In the first of a three part series we look at the USA’s largest ever municipal bankruptcy. In part 1 we will look at what caused the City of Detroit to get into such trouble in the first place. In part 2 we will look at what the actual bankruptcy entailed and in part 3 we examine why something similar would be highly unlikely to occur in the UK.
Famous for car manufacturing and Eminem (and portrayed in the gritty film about the said rapper ‘8 Mile’) Detroit is a city of 630,000 on the border with Canada in the USA’s North East. On 18th July 2013 it filed for Chapter 9 bankruptcy owing around $20 billion and far exceeding the second largest US municipal bankruptcy of Jefferson County at $4 billion.
There are many reasons why it got into so much trouble. Some may be familiar to issues faced by local authorities in the UK, but others will be less so. Some are not the municipality’s ‘fault’, but others are clearly things that could have been avoided. Here are some of the main factors:
Famous for its motor industry Detroit’s population peaked during the 1950’s at 1.8 million. It has since declined by 60% as the car industry has moved to other countries with cheaper labour costs. This left the local government with far less people to pay the pensions of the higher number of staff they needed in the past. The population left was increasingly older (younger people are more likely to leave somewhere with no jobs) and poorer (people with wealth and resources are also more likely to leave a declining city). Residents were therefore more in demand of local government services and less able to pay taxes. Population decline still leaves you with a lot of streets to clean and bin rounds to do even if half the houses are empty. Finally, as more and more people left, property prices fell meaning the property taxes the city could collect also fell.
Pension and Healthcare Benefits for Employees Remained High Despite the Fact the City Could Not Afford Them
Despite a very concerted effort by the city to reduce the workforce, pension and healthcare costs for existing and retired staff were seen as overly generous. This including a questionable practice of paying out excess earnings from pensions to retirees and active employees instead of reinvesting them in the fund. Even as the City was under increasing financial pressure action to change this did not happen in time.
High Taxes Made Population Decline Even Worse
To help deal with its financial problems the city made the somewhat understandable decision to raise taxes on residents. Local governments in the US have far more extensive powers than in the UK to control local taxation. Unfortunately this made the problem worse not better as residents increasingly moved out of the city to avoid the higher taxes, making total taxation income lower overall.
The City Borrowed too Much
Too much debt is generally the reason behind most bankruptcies and Detroit is no exception. The city borrowed extensively to fund capital expenditure but also (as would not be allowed in the UK) to fund revenue budget gaps. There is a widespread impression that the city increasingly borrowed to fund holes in its budgets rather than face up to and manage the difficult financial situation it was in.

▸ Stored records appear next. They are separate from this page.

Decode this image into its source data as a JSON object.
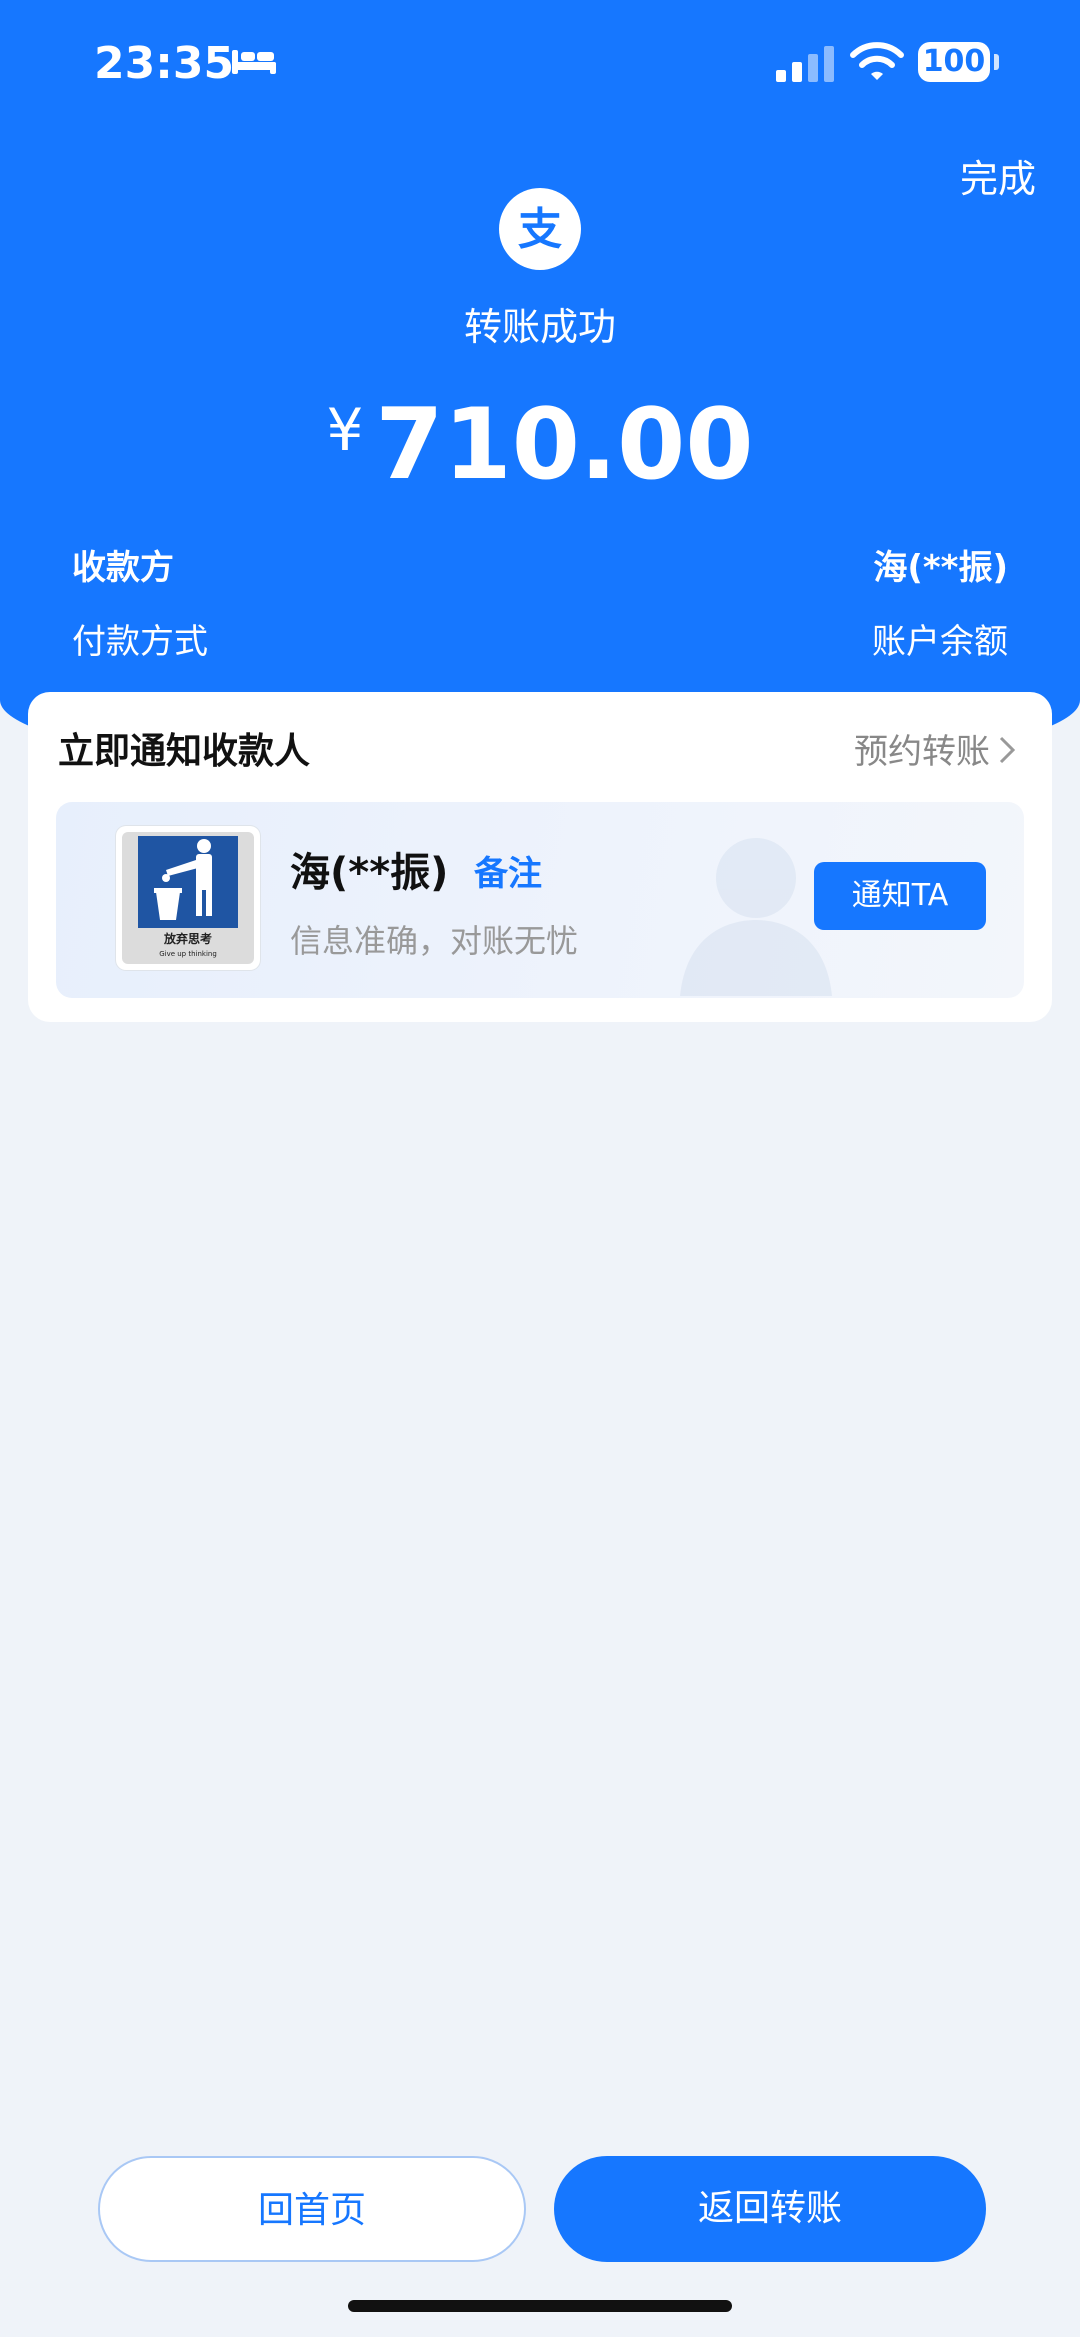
{
  "status_bar": {
    "time": "23:35",
    "battery": "100",
    "icons": [
      "bed-icon",
      "signal-icon",
      "wifi-icon",
      "battery-icon"
    ]
  },
  "header": {
    "done_label": "完成",
    "logo_icon": "alipay-logo-icon",
    "status_title": "转账成功",
    "currency_symbol": "¥",
    "amount": "710.00",
    "payee_label": "收款方",
    "payee_value": "海(**振)",
    "payment_method_label": "付款方式",
    "payment_method_value": "账户余额"
  },
  "notify_card": {
    "title": "立即通知收款人",
    "schedule_label": "预约转账",
    "recipient_name": "海(**振)",
    "remark_label": "备注",
    "tagline": "信息准确，对账无忧",
    "notify_button": "通知TA",
    "avatar_caption": "放弃思考",
    "avatar_caption_en": "Give up thinking"
  },
  "footer": {
    "home_button": "回首页",
    "back_button": "返回转账"
  },
  "colors": {
    "brand": "#1677ff",
    "page_bg": "#eff3f9",
    "muted_text": "#999999"
  }
}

The City Struck a Complex Financial Deal that went Bad
Mayor of Detroit from 2002 to 2008 Kwame Kilpatrick is a convicted felon who served a long prison sentence for fraud, racketeering and perjury. Whilst this clearly didn’t improve the fortunes of Detroit perhaps his least good move was to engineer a complex financial deal with Wall Street to restructure the city’s pension fund debt. Funded by borrowing $1.4 billion the deal was supposed to save the city but went bad with the onset of the 2008 financial crisis, eventually costing the city $2.8 billion.
A Local Taxation Tale of Two Cities
Local Authority Counterparty Risk